Skylanders SuperChargers is coming out on September 20. It’s adding some stuff that Skylanders fans have been asking for for a long time, like racing and multiplayer.

First, let’s talk about the multiplayer. Skylanders has always had two-player co-op in its adventure mode—so if you put two figures on your Portal of Power, a friend can join you, and you save the Skylands together. Yay!

This same principle is present in Skylanders SuperChargers. In the walking portions of the story, you’ll share the screen and be tethered together like previous Skylanders games. But a lot of the adventure will be driving. Here, you’ll be sharing a vehicle with your companion—one person driving, another manning the weapons.

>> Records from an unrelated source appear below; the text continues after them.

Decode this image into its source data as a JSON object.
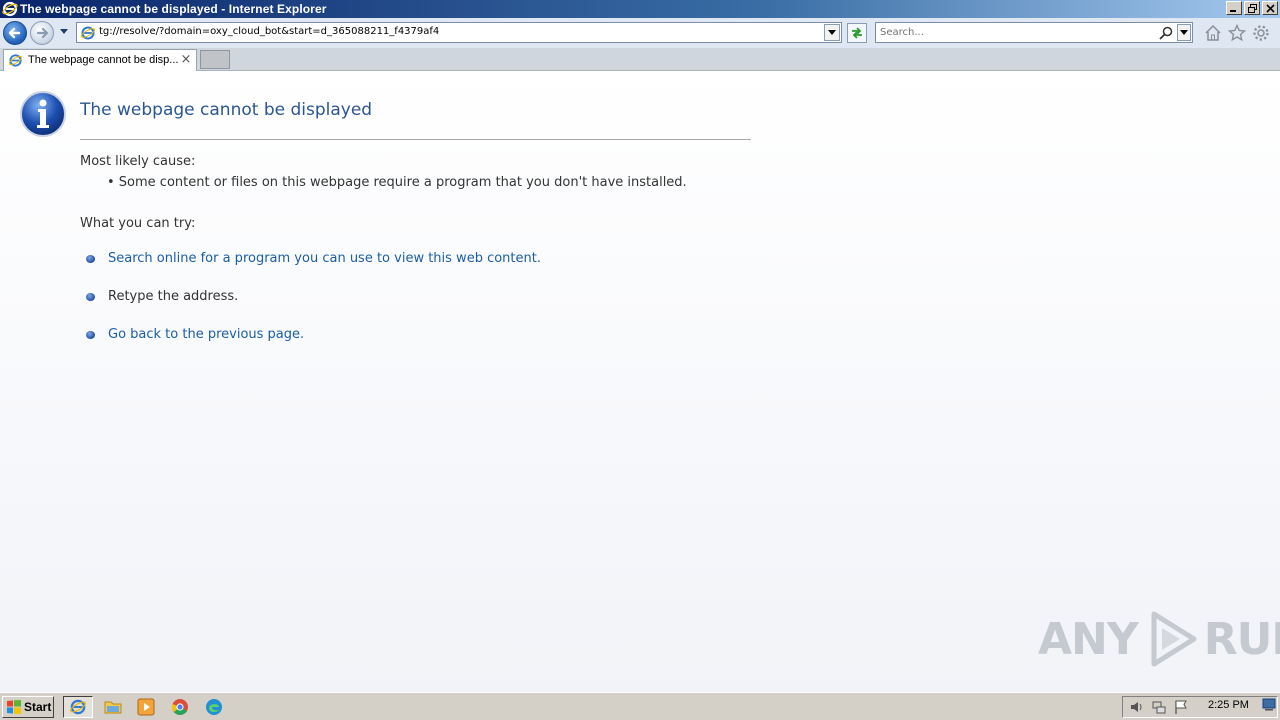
{
  "window": {
    "title": "The webpage cannot be displayed - Internet Explorer"
  },
  "navbar": {
    "url": "tg://resolve/?domain=oxy_cloud_bot&start=d_365088211_f4379af4",
    "search_placeholder": "Search..."
  },
  "tabs": [
    {
      "label": "The webpage cannot be disp...",
      "close": "×"
    }
  ],
  "content": {
    "headline": "The webpage cannot be displayed",
    "cause_label": "Most likely cause:",
    "cause_item": "• Some content or files on this webpage require a program that you don't have installed.",
    "try_label": "What you can try:",
    "actions": [
      {
        "label": "Search online for a program you can use to view this web content.",
        "link": true
      },
      {
        "label": "Retype the address.",
        "link": false
      },
      {
        "label": "Go back to the previous page.",
        "link": true
      }
    ],
    "watermark_left": "ANY",
    "watermark_right": "RUN"
  },
  "taskbar": {
    "start_label": "Start",
    "clock": "2:25 PM"
  },
  "colors": {
    "headline": "#2a5690",
    "link": "#1a5ea8",
    "text": "#333333"
  }
}
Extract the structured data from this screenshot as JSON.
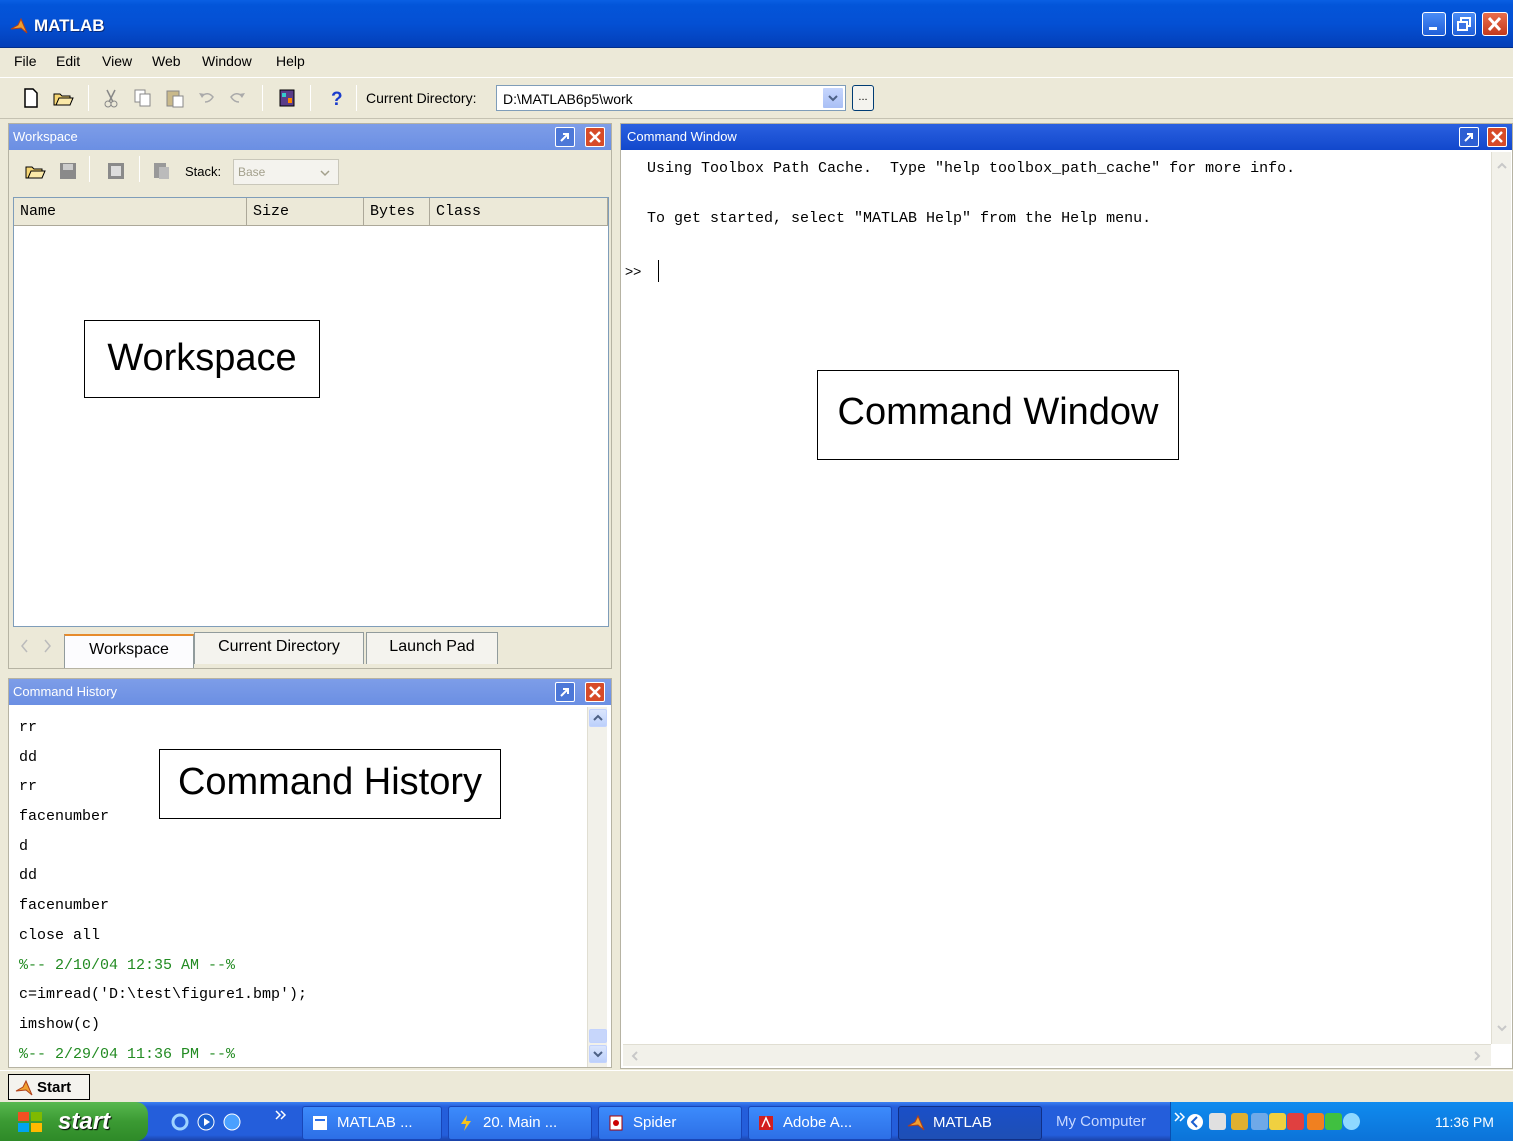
{
  "window": {
    "title": "MATLAB"
  },
  "menu": [
    "File",
    "Edit",
    "View",
    "Web",
    "Window",
    "Help"
  ],
  "toolbar": {
    "current_directory_label": "Current Directory:",
    "current_directory": "D:\\MATLAB6p5\\work",
    "browse_label": "..."
  },
  "workspace": {
    "title": "Workspace",
    "stack_label": "Stack:",
    "stack_value": "Base",
    "columns": [
      "Name",
      "Size",
      "Bytes",
      "Class"
    ],
    "tabs": [
      "Workspace",
      "Current Directory",
      "Launch Pad"
    ],
    "callout": "Workspace"
  },
  "command_history": {
    "title": "Command History",
    "callout": "Command History",
    "lines": [
      {
        "text": "rr",
        "sep": false
      },
      {
        "text": "dd",
        "sep": false
      },
      {
        "text": "rr",
        "sep": false
      },
      {
        "text": "facenumber",
        "sep": false
      },
      {
        "text": "d",
        "sep": false
      },
      {
        "text": "dd",
        "sep": false
      },
      {
        "text": "facenumber",
        "sep": false
      },
      {
        "text": "close all",
        "sep": false
      },
      {
        "text": "%-- 2/10/04 12:35 AM --%",
        "sep": true
      },
      {
        "text": "c=imread('D:\\test\\figure1.bmp');",
        "sep": false
      },
      {
        "text": "imshow(c)",
        "sep": false
      },
      {
        "text": "%-- 2/29/04 11:36 PM --%",
        "sep": true
      }
    ]
  },
  "command_window": {
    "title": "Command Window",
    "line1": "Using Toolbox Path Cache.  Type \"help toolbox_path_cache\" for more info.",
    "line2": "To get started, select \"MATLAB Help\" from the Help menu.",
    "prompt": ">>",
    "callout": "Command Window"
  },
  "matlab_startbar": {
    "start_label": "Start"
  },
  "taskbar": {
    "start_label": "start",
    "buttons": [
      "MATLAB ...",
      "20. Main ...",
      "Spider",
      "Adobe A...",
      "MATLAB"
    ],
    "tray_label": "My Computer",
    "time": "11:36 PM"
  },
  "colors": {
    "title_bar": "#0450d4",
    "panel_header_active": "#1248cc",
    "panel_header_inactive": "#7d9de8",
    "history_separator": "#228b22",
    "taskbar": "#245edb"
  }
}
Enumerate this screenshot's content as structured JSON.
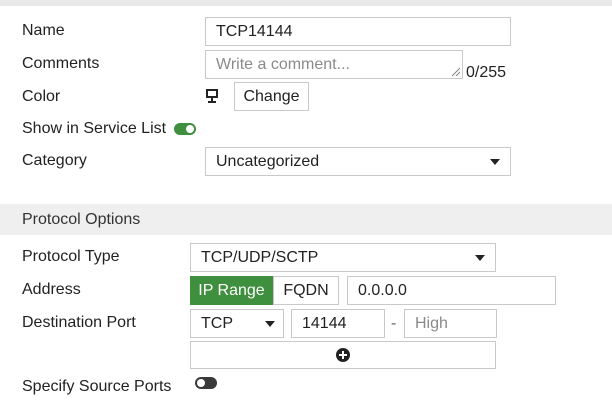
{
  "form": {
    "name": {
      "label": "Name",
      "value": "TCP14144"
    },
    "comments": {
      "label": "Comments",
      "placeholder": "Write a comment...",
      "counter": "0/255"
    },
    "color": {
      "label": "Color",
      "icon": "monitor-color-icon",
      "change_label": "Change"
    },
    "show_in_list": {
      "label": "Show in Service List",
      "enabled": true
    },
    "category": {
      "label": "Category",
      "value": "Uncategorized"
    }
  },
  "protocol_options": {
    "title": "Protocol Options",
    "protocol_type": {
      "label": "Protocol Type",
      "value": "TCP/UDP/SCTP"
    },
    "address": {
      "label": "Address",
      "ip_range_label": "IP Range",
      "fqdn_label": "FQDN",
      "value": "0.0.0.0"
    },
    "destination_port": {
      "label": "Destination Port",
      "protocol": "TCP",
      "low": "14144",
      "separator": "-",
      "high_placeholder": "High"
    },
    "add_icon": "plus-circle-icon",
    "specify_source_ports": {
      "label": "Specify Source Ports",
      "enabled": false
    }
  },
  "colors": {
    "accent_green": "#3e8f3e",
    "toggle_off": "#3a3a3a"
  }
}
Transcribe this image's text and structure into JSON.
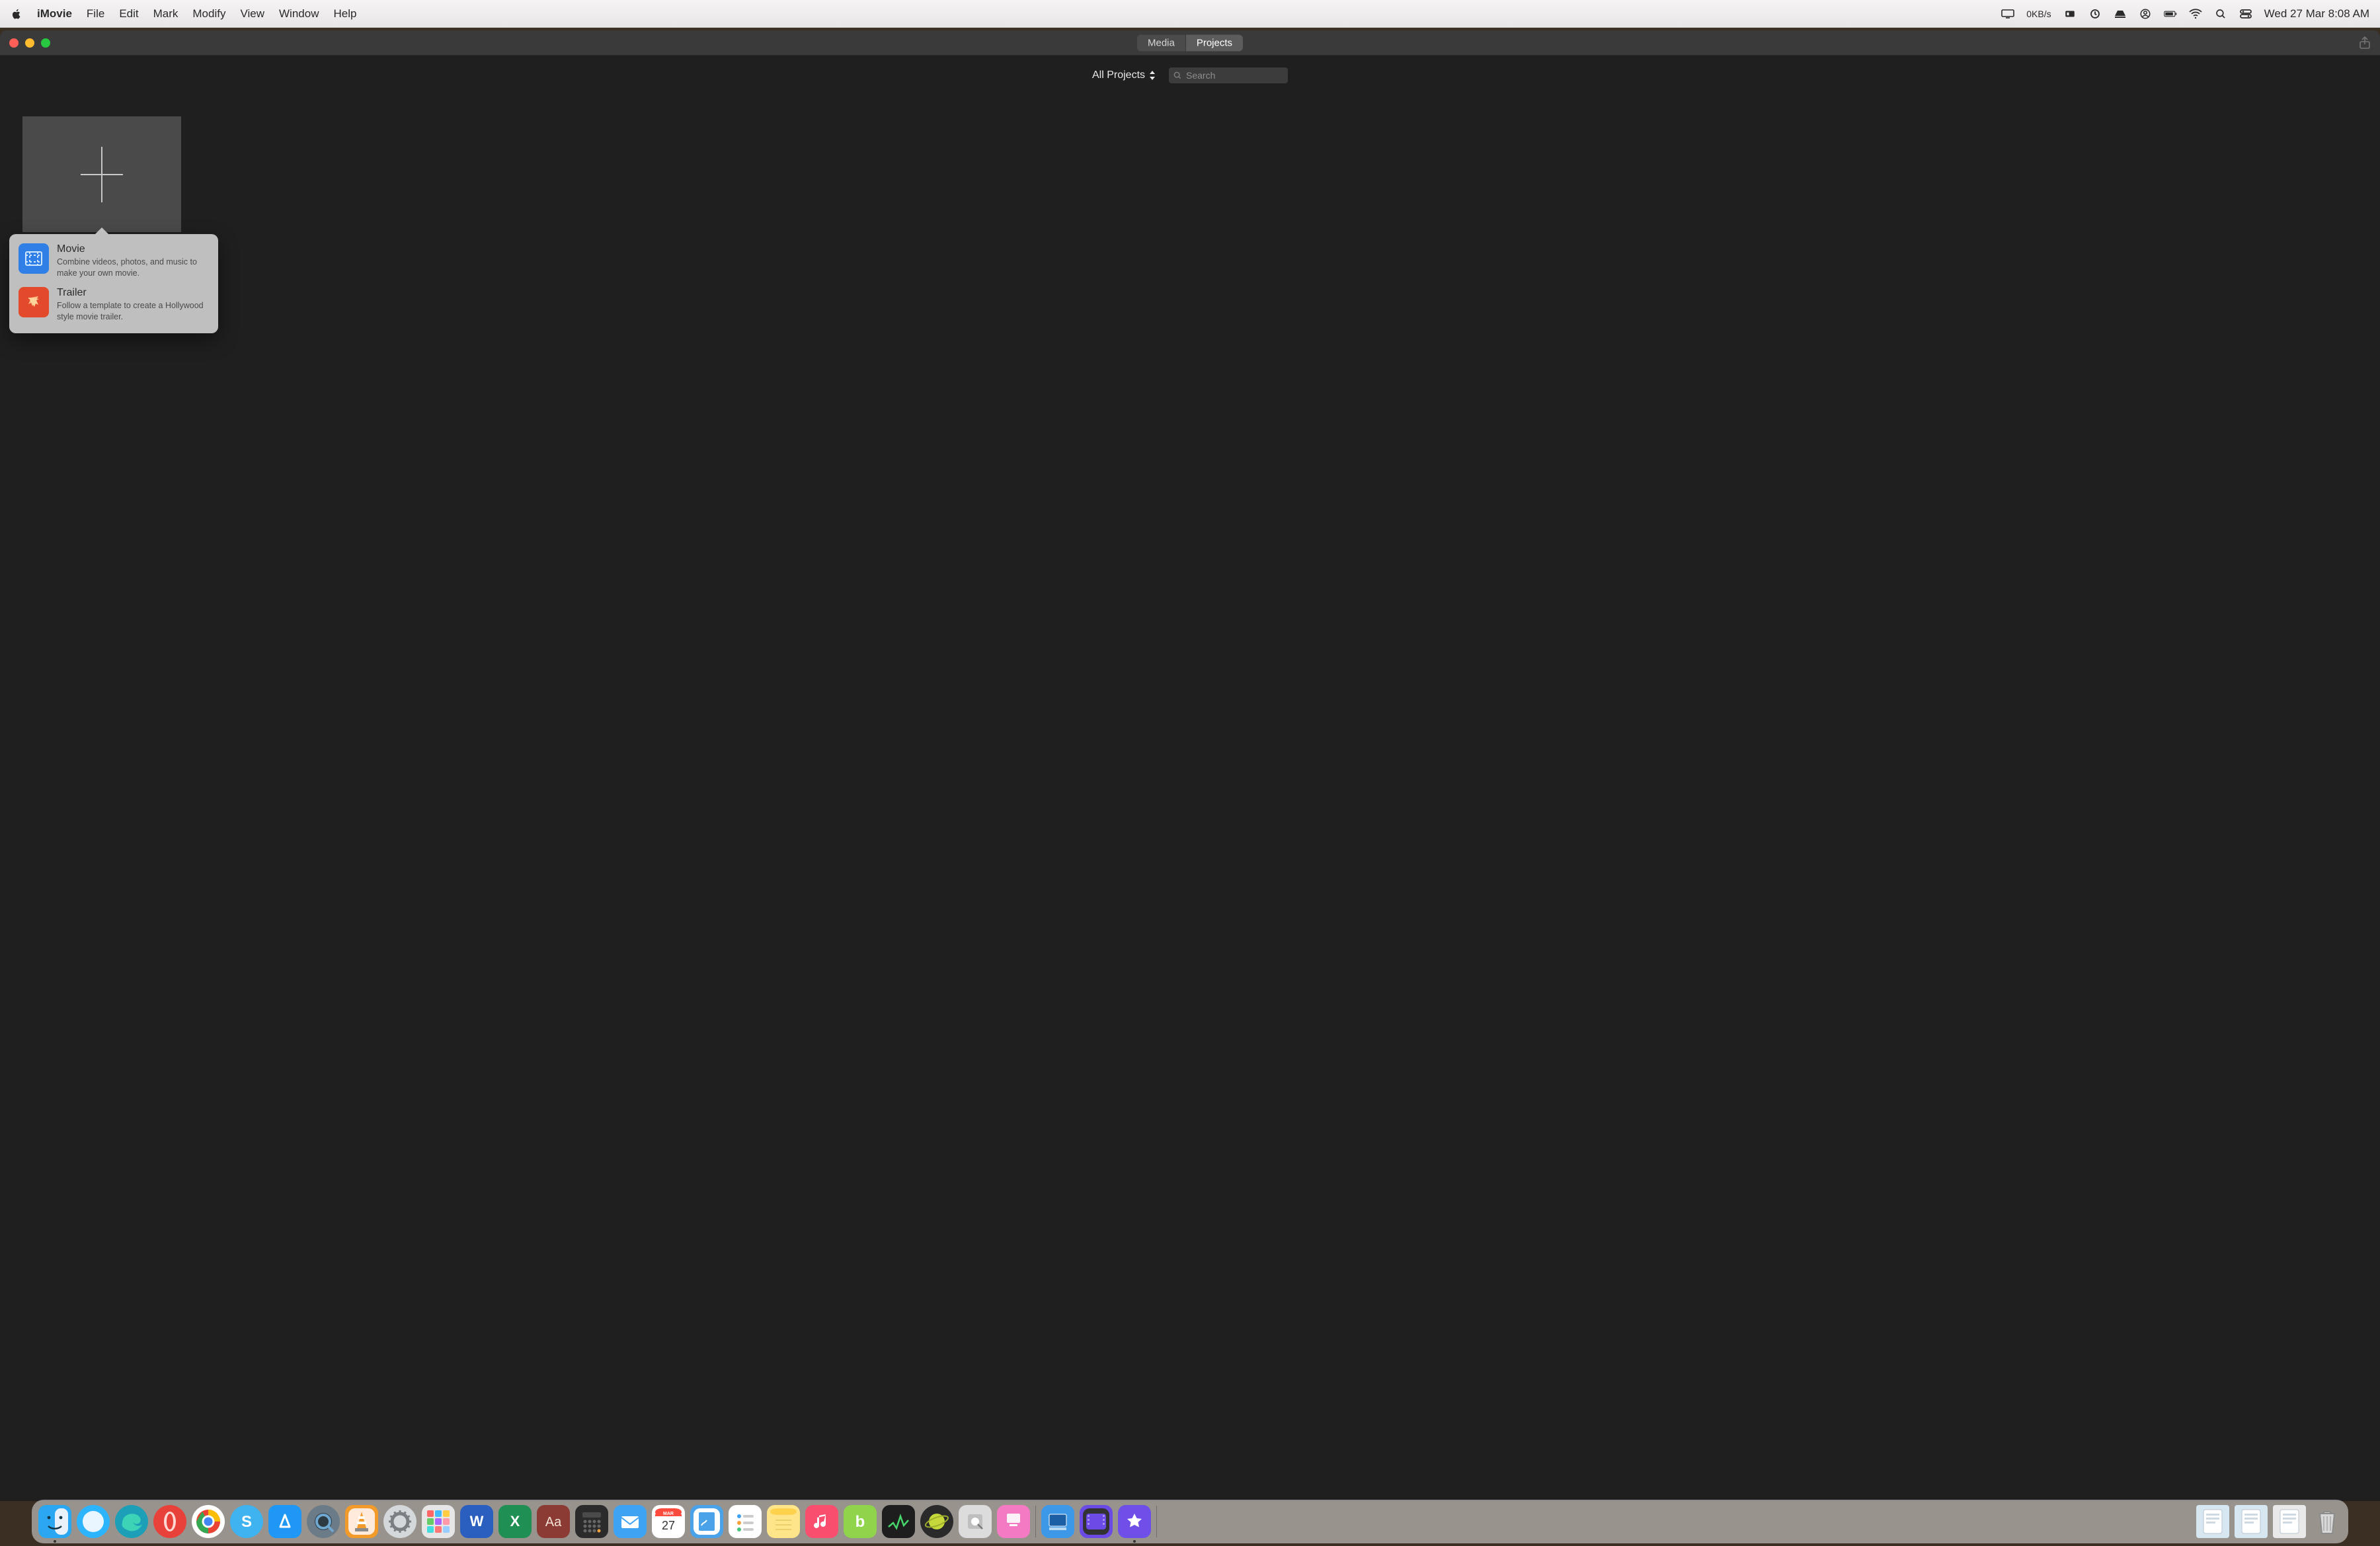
{
  "menubar": {
    "app": "iMovie",
    "items": [
      "File",
      "Edit",
      "Mark",
      "Modify",
      "View",
      "Window",
      "Help"
    ],
    "net_rate": "0KB/s",
    "datetime": "Wed 27 Mar  8:08 AM"
  },
  "window": {
    "tabs": {
      "media": "Media",
      "projects": "Projects",
      "active": "projects"
    },
    "projects_dropdown": "All Projects",
    "search_placeholder": "Search"
  },
  "popover": {
    "movie": {
      "title": "Movie",
      "sub": "Combine videos, photos, and music to make your own movie."
    },
    "trailer": {
      "title": "Trailer",
      "sub": "Follow a template to create a Hollywood style movie trailer."
    }
  },
  "calendar_tile": {
    "month": "MAR",
    "day": "27"
  },
  "dock": {
    "apps": [
      {
        "name": "finder",
        "bg": "#2aa7f0",
        "running": true
      },
      {
        "name": "safari",
        "bg": "#2db4ff",
        "round": true,
        "running": false
      },
      {
        "name": "edge",
        "bg": "#1c9fb7",
        "round": true,
        "running": false
      },
      {
        "name": "opera",
        "bg": "#e8413a",
        "round": true,
        "running": false
      },
      {
        "name": "chrome",
        "bg": "#ffffff",
        "round": true,
        "running": false
      },
      {
        "name": "skype",
        "bg": "#3fb3ef",
        "round": true,
        "running": false
      },
      {
        "name": "appstore",
        "bg": "#1f97f4",
        "running": false
      },
      {
        "name": "quicktime",
        "bg": "#6b7c88",
        "round": true,
        "running": false
      },
      {
        "name": "vlc",
        "bg": "#f39b2a",
        "running": false
      },
      {
        "name": "settings",
        "bg": "#d5d8db",
        "round": true,
        "running": false
      },
      {
        "name": "launchpad",
        "bg": "#e6e6e6",
        "running": false
      },
      {
        "name": "word",
        "bg": "#2a5fbf",
        "running": false
      },
      {
        "name": "excel",
        "bg": "#1f8f54",
        "running": false
      },
      {
        "name": "dictionary",
        "bg": "#8c3a34",
        "running": false
      },
      {
        "name": "calculator",
        "bg": "#2b2b2b",
        "running": false
      },
      {
        "name": "mail",
        "bg": "#3fa3f3",
        "running": false
      },
      {
        "name": "calendar",
        "bg": "#ffffff",
        "running": false
      },
      {
        "name": "pages",
        "bg": "#4aa2e8",
        "running": false
      },
      {
        "name": "reminders",
        "bg": "#ffffff",
        "running": false
      },
      {
        "name": "notes",
        "bg": "#ffe58a",
        "running": false
      },
      {
        "name": "music",
        "bg": "#fa4e6f",
        "running": false
      },
      {
        "name": "beeper",
        "bg": "#8fd44a",
        "running": false
      },
      {
        "name": "activity",
        "bg": "#1e1e1e",
        "running": false
      },
      {
        "name": "planet",
        "bg": "#2a2a2a",
        "round": true,
        "running": false
      },
      {
        "name": "diskutil",
        "bg": "#dcdcdc",
        "running": false
      },
      {
        "name": "cleanmymac",
        "bg": "#f47bc3",
        "running": false
      }
    ],
    "apps_right": [
      {
        "name": "screenflow",
        "bg": "#3d98e8",
        "running": false
      },
      {
        "name": "fcpx",
        "bg": "#6b4ae6",
        "running": false
      },
      {
        "name": "imovie",
        "bg": "#6f4fe8",
        "running": true
      }
    ],
    "docs": [
      {
        "name": "doc1",
        "bg": "#d7e7f2"
      },
      {
        "name": "doc2",
        "bg": "#d7e7f2"
      },
      {
        "name": "doc3",
        "bg": "#e9e9e9"
      }
    ]
  }
}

Outside of the story, Skylanders SuperChargers features a Racing Mode. In Racing Mode, you can play single-player or two-player split-screen. That means you’ll be racing against your friend, each of you using half the screen.

Skylanders SuperChargers Co-op Play Race

In the online multiplayer, you can join a race with up to four friends, each on your own screen. These racing modes have a lot in common with Mario Kart, and that’s just a risk of the trade. If you’re making a racing game for kids, it’s impossible not to emulate the king of all racing games.

Plus, Skylanders SuperChargers will have hybrid amiibos/Skylanders with the Turbo Charge Donkey Kong and Hammer Slam Bowser figures. They each come with their own vehicle, and you can get them in the Wii and Wii U Starter Packs for the game. This sort of makes it feel like Nintendo gave Skylanders their blessing for this game, and they’ll avoid what would have been inevitable drama over making a Mario Kart rip-off.

That’s not to say there aren’t differences between Skylanders SuperChargers and Mario Kart. Mainly, there are three terrains for Skylanders races: land, sky, and sea. That gives you more track diversity and more vehicle diversity. The power-ups also function differently.Skylanders Donkey Kong Amiibo

In Mario Kart you get random power-ups and choose when you use them. In Skylanders, you collect power cells and build up to using an attack that is specific to your vehicle. There are also random power-ups, but they go into effect as soon as you nab them. The racing modes are also a little different.

There’s a classic time-trial racing mode where you race to see who crosses the finish line first—much like Mario Kart. There’s also a version where you can attack your opponent’s cars and basically wear them down. In the time it takes them to regenerate, you can get ahead. Combat racing!

And vehicles! You’ll be able to buy vehicle figurines. Unlike the Skylanders character figures, these vehicles aren’t molded onto a plastic base. You can actually play with them like you would a regular toy car. So far so good!

Skylanders SuperChargers StandardHere’s the thing I’m worried about. I feel like Skylanders is in an arms race with itself, and I don’t think it’s sustainable. This is the fifth Skylanders game. In Skylanders Giants they introduced large figurines. In SWAP Force they introduced characters you could combine to give them new powers—so no accessories, just lots of characters to mix and match. In Trap Team you have an accessory, the traps, so that you can play as villains.

That was a very cool addition—I loved the villain voices coming out of the Portal of Power, and switching to playing as a villain got me out of lots of tight spots. But I didn’t feel like I had to buy every single trap to play a full game. I finished it with the two that came in the box, and it was fine. They were a nice extra, but the game wasn’t hamstrung when I didn’t buy more of them.

The vehicles, on the other hand, are a huge deal. There are going to be 20 new Skylanders characters, and each one has their own vehicle. Matching the right Skylander with the right vehicle lets them access their “supercharge” state. Plus, like I mentioned, there are all these different kinds of tracks in Racing Mode—sky, land, and water. The Starter Pack comes with one land vehicle, Hot Streak. So if you want to unlock those other kinds of tracks, even just to play co-op or multiplayer, it’s my understanding that you will need to buy more vehicles.

Skylanders ups its game with each installment of the franchise. It will be interesting to see what the next step of their evolution is—but our wallets might not like it.

This article was written by

Simone de Rochefort is a game journalist, writer, podcast host, and video producer who does a prolific amount of Stuff. You can find her on Twitter @doomquasar, and hear her weekly on tech podcast Rocket, as well as Pixelkin's Gaming With the Moms podcast. With Pixelkin she produces video content and devotes herself to Skylanders with terrifying abandon.